#### Problem to solve
Your task is to copy every line of the entries that holds the word "desc".

#### The data
═══
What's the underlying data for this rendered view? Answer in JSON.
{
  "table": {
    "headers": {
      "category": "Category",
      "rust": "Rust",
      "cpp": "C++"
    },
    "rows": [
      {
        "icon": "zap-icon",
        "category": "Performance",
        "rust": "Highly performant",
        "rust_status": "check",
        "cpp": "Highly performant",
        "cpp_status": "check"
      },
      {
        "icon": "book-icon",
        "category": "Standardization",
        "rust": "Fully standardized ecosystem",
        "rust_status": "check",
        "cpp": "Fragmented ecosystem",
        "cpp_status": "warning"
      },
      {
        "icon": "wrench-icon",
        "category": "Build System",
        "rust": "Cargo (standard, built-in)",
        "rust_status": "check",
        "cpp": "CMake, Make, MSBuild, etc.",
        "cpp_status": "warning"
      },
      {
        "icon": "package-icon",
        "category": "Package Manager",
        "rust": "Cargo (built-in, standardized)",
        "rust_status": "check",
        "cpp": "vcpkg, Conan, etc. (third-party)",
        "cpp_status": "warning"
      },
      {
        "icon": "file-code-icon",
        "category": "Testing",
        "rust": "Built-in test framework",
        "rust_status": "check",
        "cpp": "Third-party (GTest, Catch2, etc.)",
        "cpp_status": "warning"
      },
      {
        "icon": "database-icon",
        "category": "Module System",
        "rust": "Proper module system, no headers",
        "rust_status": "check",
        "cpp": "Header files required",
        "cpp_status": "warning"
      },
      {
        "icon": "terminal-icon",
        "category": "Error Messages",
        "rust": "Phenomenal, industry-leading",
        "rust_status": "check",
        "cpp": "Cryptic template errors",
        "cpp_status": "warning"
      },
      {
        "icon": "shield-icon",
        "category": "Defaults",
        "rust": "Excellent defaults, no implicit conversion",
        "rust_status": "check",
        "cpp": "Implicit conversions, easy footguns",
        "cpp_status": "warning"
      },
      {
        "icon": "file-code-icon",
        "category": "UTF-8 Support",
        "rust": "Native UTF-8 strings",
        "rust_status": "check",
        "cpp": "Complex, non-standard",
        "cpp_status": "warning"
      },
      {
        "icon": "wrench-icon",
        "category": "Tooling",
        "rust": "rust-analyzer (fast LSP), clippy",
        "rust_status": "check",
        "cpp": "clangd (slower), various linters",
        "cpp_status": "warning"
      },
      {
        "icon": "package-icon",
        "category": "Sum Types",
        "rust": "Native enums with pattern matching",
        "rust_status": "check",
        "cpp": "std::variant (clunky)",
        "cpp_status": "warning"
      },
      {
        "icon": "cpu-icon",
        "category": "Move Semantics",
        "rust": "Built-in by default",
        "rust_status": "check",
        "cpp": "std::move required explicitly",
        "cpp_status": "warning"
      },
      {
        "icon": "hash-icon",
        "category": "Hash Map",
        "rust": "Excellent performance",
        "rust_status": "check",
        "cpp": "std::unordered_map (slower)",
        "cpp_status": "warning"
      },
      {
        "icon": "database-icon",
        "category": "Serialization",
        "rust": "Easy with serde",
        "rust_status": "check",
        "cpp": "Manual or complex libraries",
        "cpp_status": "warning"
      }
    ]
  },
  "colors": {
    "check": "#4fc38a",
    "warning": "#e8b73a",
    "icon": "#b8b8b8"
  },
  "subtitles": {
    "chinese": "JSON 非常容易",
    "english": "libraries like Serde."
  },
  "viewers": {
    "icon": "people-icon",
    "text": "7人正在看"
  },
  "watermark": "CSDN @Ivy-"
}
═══
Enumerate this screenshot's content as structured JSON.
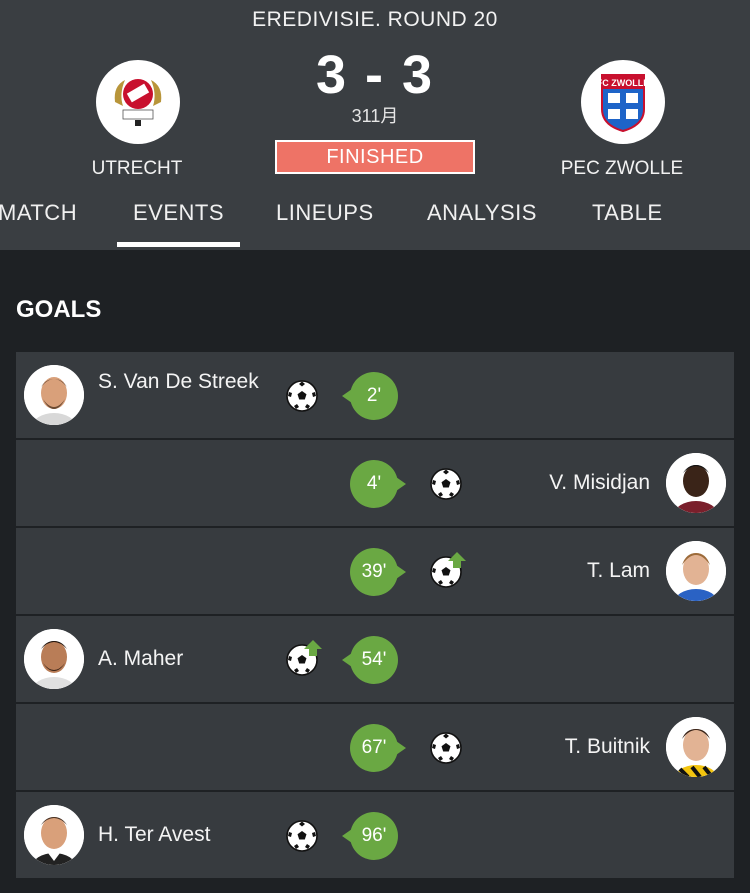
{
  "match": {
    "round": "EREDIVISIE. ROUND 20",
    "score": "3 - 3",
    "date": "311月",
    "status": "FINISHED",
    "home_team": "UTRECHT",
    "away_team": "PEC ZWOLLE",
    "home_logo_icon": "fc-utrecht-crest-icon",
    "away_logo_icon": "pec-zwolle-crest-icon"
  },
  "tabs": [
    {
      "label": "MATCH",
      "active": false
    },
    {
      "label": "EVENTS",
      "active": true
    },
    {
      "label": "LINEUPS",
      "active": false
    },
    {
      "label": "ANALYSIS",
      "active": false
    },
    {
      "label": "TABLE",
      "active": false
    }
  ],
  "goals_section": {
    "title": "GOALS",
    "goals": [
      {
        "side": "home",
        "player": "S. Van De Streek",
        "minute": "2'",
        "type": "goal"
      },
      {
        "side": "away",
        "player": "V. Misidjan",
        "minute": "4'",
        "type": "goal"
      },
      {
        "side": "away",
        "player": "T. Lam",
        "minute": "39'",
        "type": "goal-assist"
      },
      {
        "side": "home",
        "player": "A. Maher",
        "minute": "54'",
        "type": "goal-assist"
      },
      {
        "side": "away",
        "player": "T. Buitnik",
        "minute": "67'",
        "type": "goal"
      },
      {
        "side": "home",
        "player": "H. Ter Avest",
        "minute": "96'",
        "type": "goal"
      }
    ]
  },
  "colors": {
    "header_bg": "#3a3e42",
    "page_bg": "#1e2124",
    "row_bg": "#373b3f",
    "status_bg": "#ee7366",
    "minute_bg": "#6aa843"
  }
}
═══
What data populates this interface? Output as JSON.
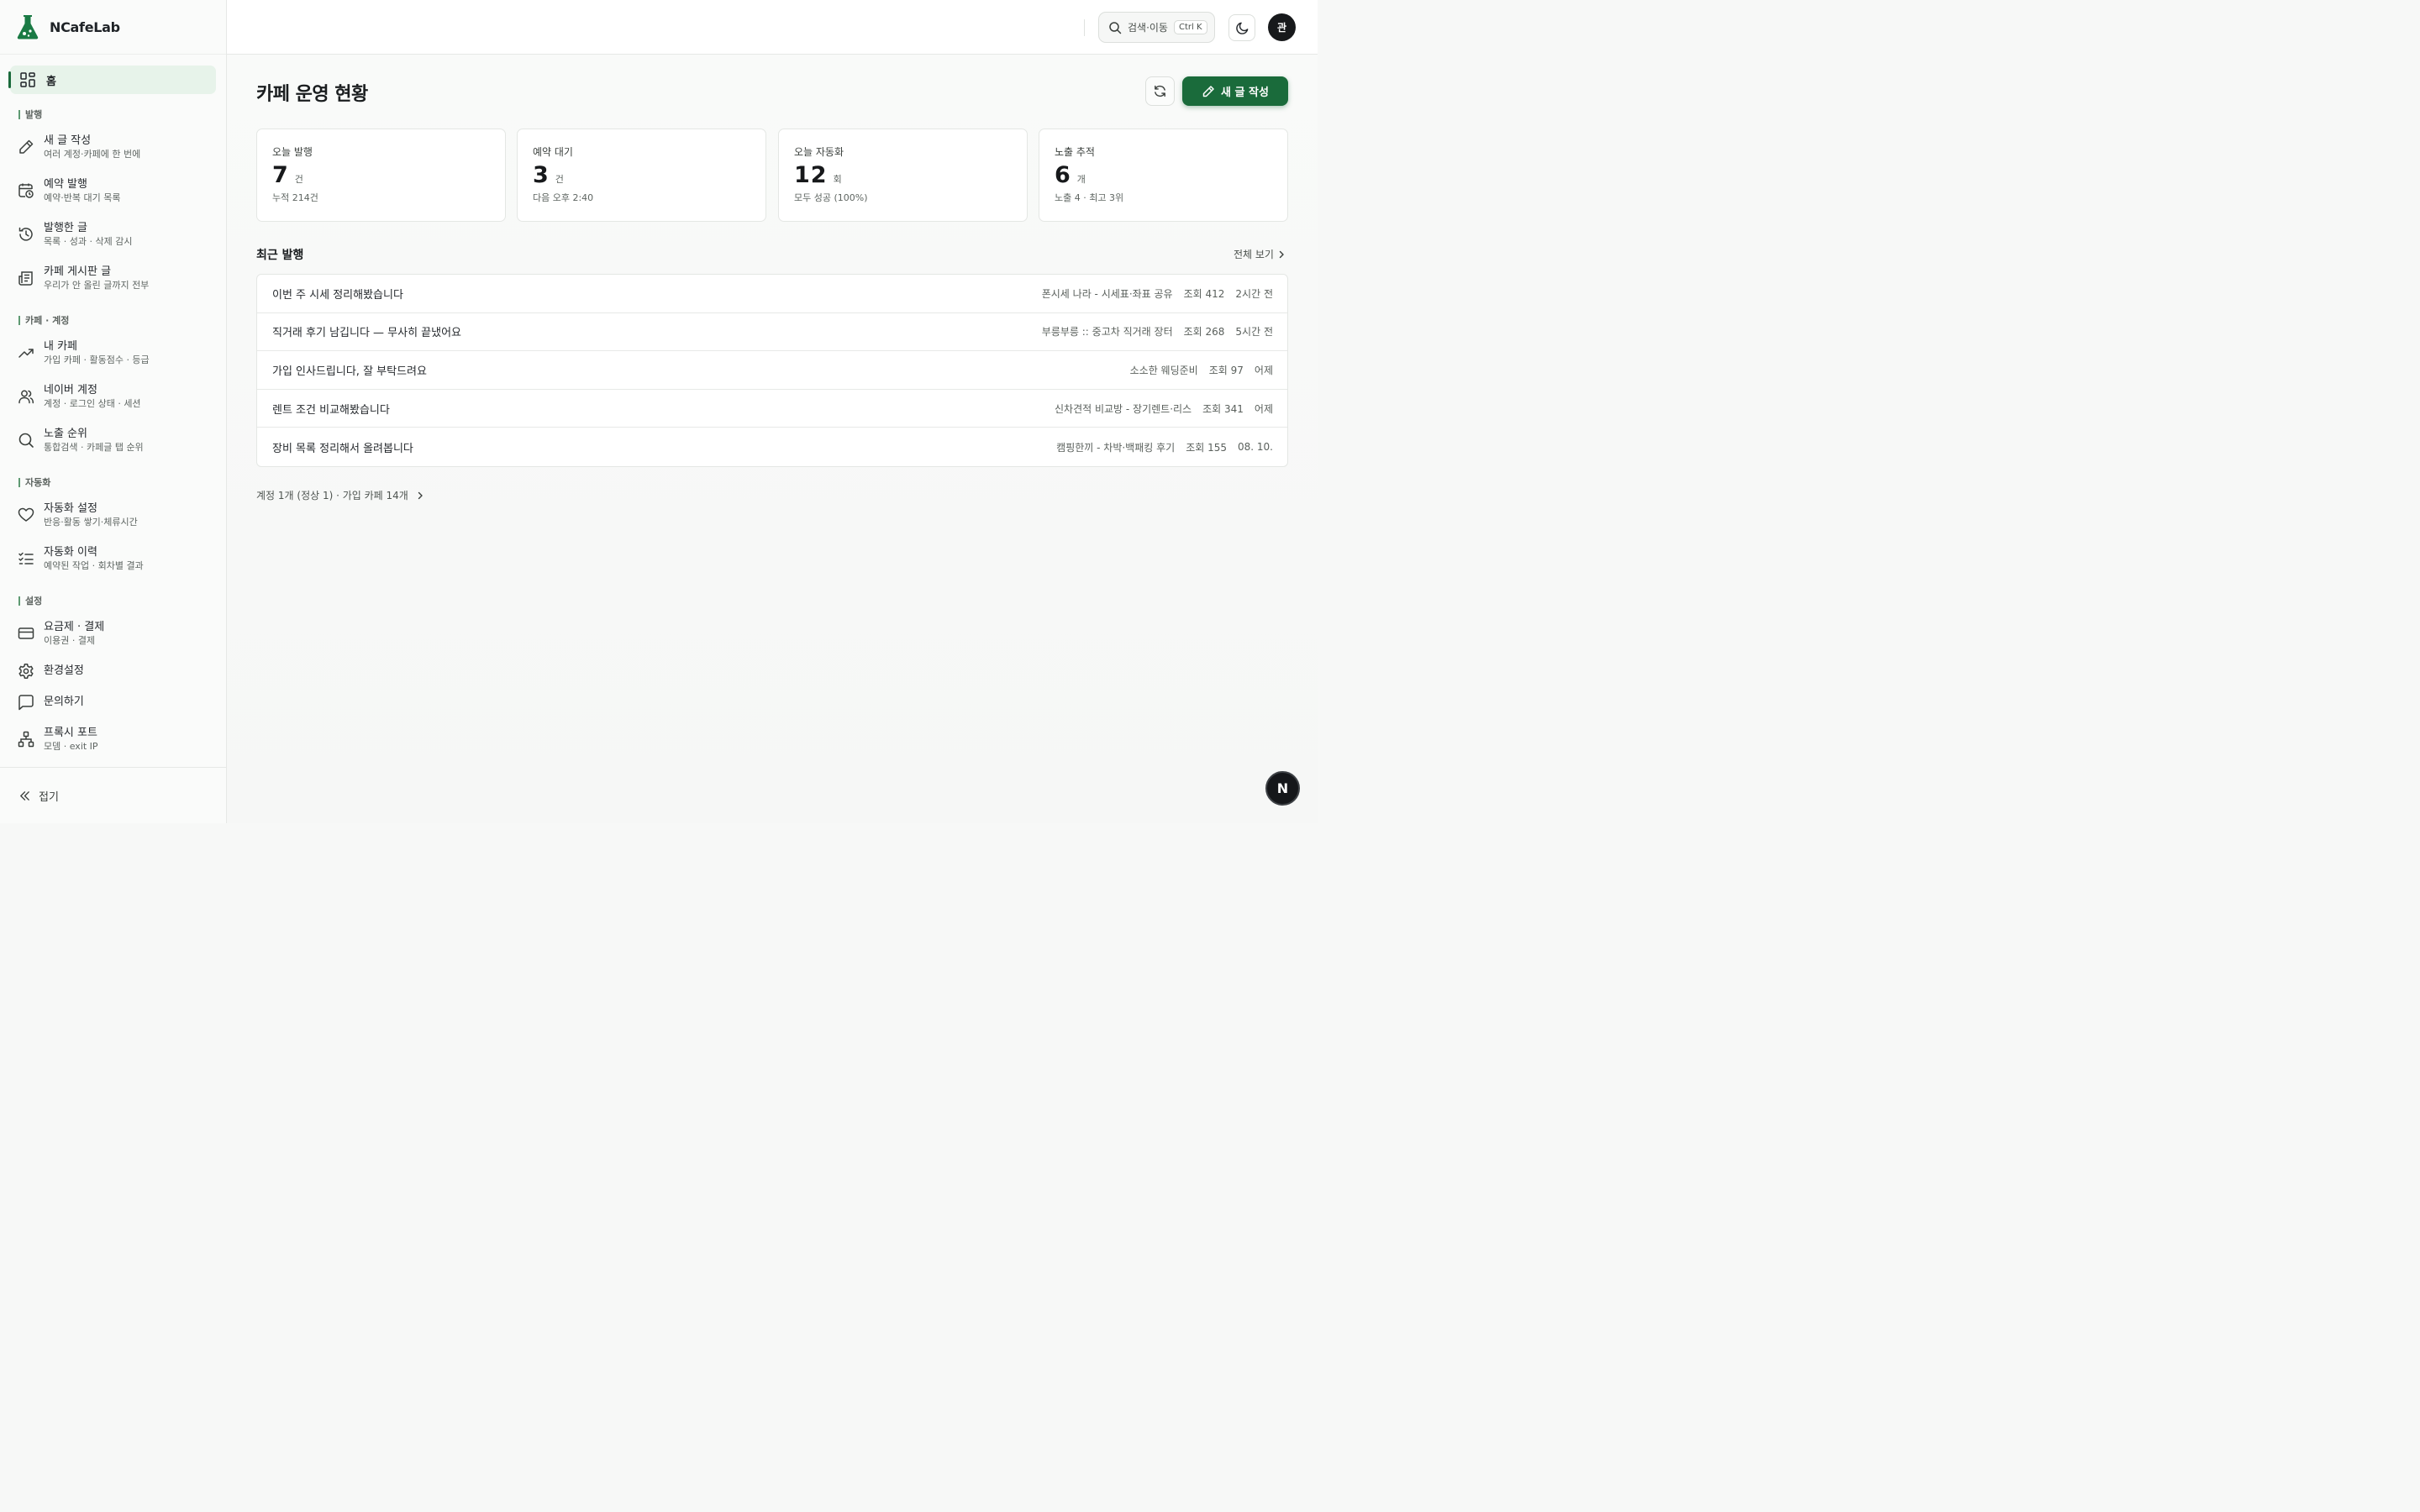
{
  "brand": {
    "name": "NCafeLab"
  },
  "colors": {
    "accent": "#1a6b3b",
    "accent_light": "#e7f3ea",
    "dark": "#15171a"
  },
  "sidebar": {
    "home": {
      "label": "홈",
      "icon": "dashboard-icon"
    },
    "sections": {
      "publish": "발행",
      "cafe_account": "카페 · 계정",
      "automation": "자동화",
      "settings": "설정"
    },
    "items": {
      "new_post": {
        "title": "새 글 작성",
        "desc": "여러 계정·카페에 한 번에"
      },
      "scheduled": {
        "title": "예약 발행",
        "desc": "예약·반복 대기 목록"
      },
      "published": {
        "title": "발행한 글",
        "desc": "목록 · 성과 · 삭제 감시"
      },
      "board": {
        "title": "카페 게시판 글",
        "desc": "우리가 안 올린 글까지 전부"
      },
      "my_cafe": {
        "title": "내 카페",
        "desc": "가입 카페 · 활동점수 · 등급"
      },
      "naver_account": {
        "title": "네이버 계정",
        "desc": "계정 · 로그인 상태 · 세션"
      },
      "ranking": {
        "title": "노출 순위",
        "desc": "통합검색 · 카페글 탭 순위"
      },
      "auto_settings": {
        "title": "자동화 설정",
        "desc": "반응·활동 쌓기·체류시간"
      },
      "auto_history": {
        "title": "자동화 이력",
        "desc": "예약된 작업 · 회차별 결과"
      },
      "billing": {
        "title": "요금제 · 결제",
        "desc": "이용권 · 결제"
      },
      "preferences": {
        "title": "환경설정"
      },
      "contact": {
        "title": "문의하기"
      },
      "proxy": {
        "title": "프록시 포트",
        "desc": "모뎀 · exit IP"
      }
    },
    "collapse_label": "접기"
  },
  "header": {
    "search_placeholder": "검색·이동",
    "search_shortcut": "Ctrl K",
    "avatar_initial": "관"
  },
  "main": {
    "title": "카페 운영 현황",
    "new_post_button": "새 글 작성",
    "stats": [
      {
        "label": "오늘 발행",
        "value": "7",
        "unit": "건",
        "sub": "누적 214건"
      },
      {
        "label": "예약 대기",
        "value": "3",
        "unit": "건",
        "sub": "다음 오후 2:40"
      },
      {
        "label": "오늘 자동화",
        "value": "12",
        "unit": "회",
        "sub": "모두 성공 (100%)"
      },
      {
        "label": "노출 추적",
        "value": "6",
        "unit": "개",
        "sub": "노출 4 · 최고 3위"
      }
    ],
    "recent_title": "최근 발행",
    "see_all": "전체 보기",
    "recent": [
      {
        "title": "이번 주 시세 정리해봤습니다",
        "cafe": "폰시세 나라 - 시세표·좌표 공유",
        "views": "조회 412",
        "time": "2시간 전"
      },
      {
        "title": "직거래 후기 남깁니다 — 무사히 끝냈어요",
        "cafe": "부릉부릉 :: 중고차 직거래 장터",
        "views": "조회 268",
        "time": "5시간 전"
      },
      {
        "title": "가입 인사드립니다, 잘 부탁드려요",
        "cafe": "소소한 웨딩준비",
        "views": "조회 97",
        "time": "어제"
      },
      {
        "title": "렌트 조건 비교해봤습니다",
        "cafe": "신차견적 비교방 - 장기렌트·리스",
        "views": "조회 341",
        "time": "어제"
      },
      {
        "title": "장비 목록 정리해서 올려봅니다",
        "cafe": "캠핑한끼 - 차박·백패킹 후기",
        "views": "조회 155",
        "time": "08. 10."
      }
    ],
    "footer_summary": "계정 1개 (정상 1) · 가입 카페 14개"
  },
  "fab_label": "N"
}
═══
#### Reply to the exercise
        "desc": "여러 계정·카페에 한 번에"
        "desc": "예약·반복 대기 목록"
        "desc": "목록 · 성과 · 삭제 감시"
        "desc": "우리가 안 올린 글까지 전부"
        "desc": "가입 카페 · 활동점수 · 등급"
        "desc": "계정 · 로그인 상태 · 세션"
        "desc": "통합검색 · 카페글 탭 순위"
        "desc": "반응·활동 쌓기·체류시간"
        "desc": "예약된 작업 · 회차별 결과"
        "desc": "이용권 · 결제"
        "desc": "모뎀 · exit IP"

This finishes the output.